If the pipe is narrow, the amount of energy running up the tube and back will be small, and a greater proportion will go out the exhaust. Efficiency increase small. Thrust higher.your comment on halving the engine.
I had the same idea a few years back.
I even made a first prototype that didn't work.
Which doesn't mean much because its the only
VPJ prototype I have ever made, and my failure rate is 100%
But the theory sounds good.
another way to look at it is:-
take any old basically working VPJ (ha)
Add a closed end pipe sticking out of the combustion chamber.
The pipe's lengh, allowing for temperature, etc. should transmit the pressure pulse and reflect it back just in time for the next combusion.
In all practicality, better make that pipe slide adjustable.
Will probably need different lengths for starting and running temperatures.
Now, is that a BCVP, a Half BCVP, or something else?
If the pipe is wide, as wide as the combustion chamber, then most of the energy will go up the tube and back, with little available for exhaust/thrust. However, the large returning pulse should improve the efficiency.
If we look at limiting factors (ah, some maths!)
Then with an infinitely small tube, its just the standard engine.
Nominal thrust, Nominal efficiency.
With an large diameter tube (one that captures and reflects all of the combusiton pressure wave, we have increased efficiency, but zero direct thrust.
(Direct thrust is the momentum change from the energy that goes out the exhaust or other orifice, rather than up the resonance tube).
Even if we modify the direct thrust by its efficiency factor to get an actual thrust, its still zero.
Presumably with a positive pressure gain on each pulse, the combustion pressure will rise with each pulse until it reaches some steady-state value limited by the "Q" of the engine.
But, in the limiting case, thrust is stil eficinecy times zero, = zero.
So, we can plot tube diameter against efficiency and effective thrust.
At zero tube, we have nominal thrust and efficiency.
At large tube, we have a highly efficient noise machine whose only real output could best be described as leakage.
There may be an optimum point somewhere in between, or not.
This optimum point would produce greater efficiency (I'm talking about fuel efficiency), enough thrust to make the machine viable.
Unfortunately I can't tell without lots of maths or simulation or building one or ten.
For simulation purposes, this engine would probably map out as a T shape,
and would need to simulate multiple pulses to see where the pressure builds to. Well beyond anything we have available.
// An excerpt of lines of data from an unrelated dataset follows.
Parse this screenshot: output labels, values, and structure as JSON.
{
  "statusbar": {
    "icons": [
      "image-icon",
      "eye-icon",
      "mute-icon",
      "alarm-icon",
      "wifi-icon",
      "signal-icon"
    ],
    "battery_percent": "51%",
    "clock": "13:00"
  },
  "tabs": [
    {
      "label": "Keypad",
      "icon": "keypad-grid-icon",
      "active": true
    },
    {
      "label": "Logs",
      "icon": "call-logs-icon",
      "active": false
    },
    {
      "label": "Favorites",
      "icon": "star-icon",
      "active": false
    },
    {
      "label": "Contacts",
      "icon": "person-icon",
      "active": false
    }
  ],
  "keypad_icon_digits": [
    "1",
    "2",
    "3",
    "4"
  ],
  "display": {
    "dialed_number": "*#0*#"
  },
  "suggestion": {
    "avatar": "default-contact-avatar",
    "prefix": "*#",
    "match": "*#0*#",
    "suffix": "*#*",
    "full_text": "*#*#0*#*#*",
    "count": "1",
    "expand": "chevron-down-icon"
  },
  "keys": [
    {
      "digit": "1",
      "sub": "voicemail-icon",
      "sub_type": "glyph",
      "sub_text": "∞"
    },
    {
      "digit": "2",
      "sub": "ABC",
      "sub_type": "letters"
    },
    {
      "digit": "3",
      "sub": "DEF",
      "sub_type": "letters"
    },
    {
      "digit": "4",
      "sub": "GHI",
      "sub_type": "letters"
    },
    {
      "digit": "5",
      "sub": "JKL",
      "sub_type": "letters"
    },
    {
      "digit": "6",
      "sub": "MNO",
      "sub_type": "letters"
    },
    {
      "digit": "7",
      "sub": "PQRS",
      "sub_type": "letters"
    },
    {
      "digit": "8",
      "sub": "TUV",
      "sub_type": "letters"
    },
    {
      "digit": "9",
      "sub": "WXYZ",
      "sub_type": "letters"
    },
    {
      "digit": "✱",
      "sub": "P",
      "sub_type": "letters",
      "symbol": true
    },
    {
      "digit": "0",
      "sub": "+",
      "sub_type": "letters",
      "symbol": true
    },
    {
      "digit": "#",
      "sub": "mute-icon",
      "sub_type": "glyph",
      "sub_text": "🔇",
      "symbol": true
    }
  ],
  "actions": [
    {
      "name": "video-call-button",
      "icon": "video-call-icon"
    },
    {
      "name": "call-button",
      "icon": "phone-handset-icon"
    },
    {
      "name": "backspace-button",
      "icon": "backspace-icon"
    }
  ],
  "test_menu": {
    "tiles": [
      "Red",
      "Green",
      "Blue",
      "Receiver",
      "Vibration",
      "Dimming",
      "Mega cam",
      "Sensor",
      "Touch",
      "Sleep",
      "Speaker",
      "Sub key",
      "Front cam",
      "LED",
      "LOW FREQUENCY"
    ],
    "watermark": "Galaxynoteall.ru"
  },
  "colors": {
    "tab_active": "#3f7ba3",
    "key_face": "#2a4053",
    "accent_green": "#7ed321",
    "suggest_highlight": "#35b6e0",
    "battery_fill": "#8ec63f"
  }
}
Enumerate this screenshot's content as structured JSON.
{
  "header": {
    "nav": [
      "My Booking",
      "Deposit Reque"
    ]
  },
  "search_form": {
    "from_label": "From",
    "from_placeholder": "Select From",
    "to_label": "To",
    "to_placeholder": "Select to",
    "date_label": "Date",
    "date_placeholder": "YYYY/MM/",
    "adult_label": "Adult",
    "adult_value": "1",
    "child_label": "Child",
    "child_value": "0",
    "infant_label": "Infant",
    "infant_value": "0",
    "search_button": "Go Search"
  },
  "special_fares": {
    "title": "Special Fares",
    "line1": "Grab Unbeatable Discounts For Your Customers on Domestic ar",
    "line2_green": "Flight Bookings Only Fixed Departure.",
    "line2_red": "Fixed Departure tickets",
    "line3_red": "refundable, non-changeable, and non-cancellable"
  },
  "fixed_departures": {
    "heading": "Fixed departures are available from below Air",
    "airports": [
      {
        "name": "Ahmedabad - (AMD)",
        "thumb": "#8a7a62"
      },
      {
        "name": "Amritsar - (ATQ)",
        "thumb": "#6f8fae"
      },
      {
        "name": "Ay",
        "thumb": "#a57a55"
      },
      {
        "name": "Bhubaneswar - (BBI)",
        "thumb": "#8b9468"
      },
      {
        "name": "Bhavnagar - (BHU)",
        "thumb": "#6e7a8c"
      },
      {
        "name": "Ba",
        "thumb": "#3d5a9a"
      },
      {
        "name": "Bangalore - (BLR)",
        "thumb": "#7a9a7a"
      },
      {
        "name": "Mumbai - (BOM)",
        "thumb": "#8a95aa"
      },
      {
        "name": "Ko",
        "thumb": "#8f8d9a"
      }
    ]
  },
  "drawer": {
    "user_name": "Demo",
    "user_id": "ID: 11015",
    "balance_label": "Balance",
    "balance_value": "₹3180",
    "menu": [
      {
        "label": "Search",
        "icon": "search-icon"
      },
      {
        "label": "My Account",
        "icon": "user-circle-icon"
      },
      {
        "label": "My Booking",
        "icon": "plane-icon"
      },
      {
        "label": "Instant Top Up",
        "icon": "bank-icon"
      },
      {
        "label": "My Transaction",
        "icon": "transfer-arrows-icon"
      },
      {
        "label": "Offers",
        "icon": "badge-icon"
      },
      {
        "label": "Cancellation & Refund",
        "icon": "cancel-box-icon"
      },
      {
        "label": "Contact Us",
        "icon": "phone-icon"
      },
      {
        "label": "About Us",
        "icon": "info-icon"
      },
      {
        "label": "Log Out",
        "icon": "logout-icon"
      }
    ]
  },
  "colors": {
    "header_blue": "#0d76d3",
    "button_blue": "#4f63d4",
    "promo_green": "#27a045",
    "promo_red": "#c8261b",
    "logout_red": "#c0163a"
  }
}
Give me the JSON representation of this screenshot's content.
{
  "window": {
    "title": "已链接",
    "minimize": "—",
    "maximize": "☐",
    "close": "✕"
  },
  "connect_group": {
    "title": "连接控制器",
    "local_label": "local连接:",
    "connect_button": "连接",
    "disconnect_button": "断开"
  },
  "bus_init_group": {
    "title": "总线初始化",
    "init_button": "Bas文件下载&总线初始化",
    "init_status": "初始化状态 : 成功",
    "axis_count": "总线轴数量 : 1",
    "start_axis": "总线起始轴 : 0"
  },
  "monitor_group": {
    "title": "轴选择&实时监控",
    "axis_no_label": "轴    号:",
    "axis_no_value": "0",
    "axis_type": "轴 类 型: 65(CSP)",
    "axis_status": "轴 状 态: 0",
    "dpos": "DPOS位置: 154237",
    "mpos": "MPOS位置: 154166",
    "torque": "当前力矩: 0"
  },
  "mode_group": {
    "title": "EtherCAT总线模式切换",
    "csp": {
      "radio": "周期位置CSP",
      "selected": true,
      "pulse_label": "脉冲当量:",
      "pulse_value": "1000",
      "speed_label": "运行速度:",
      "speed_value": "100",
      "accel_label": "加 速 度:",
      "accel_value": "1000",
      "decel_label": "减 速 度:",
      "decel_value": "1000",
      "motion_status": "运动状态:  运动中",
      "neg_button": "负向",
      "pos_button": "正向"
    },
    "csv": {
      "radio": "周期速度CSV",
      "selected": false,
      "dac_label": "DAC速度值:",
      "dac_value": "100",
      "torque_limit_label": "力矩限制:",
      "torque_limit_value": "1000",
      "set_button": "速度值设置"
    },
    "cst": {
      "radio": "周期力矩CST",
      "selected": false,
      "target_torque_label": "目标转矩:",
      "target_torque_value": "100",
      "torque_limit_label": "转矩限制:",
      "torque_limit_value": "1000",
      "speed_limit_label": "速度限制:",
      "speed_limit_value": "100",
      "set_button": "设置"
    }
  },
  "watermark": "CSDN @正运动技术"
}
As for maths, a spreadsheet should be possible for some simple stuff.
Just black box stuff - energy in resonance vs energy through exhaust, (Q)etc.
Might be enough to indicate if there curve shape will have a useful maximum point or not.
On the construction side, does someone have a nice healthy reliable pulseject that they could cut a hole in the combustion chamber?
Might be able to screw in a variety of tubes, of different lengths, or adjustable. Smaller tubes shouldn't destroy the engine operation (much),
so hopefully it would still start. Then the tube could be successively crimped to shorter and shorter lengths, measuring thrust for each length.
Measuring sound levels should be a good indicator of optimal length also.
I'd expect wider tubes to be more of a problem.
Ideally, the end of the tube should be at the "front", so that when the pressure pulse is reflected back, we get momentum transferred from it in the right direction.
Smoothly curved pipes would be ok.
in the extreme case, the engine might consist of
A long cylinder, closed at the front end.
Combustion occurs at the rear end.
There are enough funny shaped pipes and thingies around teh combustion area to ensure good breathing. i.e. get rid of burnt gass thoroughly, and suck in a good healthy charge for the next pulse.
The "breathing apparatus" can be curved to point forwards or backwards as appropriate, to optimise thrust.
The bulk of the thrust comes from the main pulse hitting the front of the cylinder and reflecting back.
Phew. Hows that for a brain dump.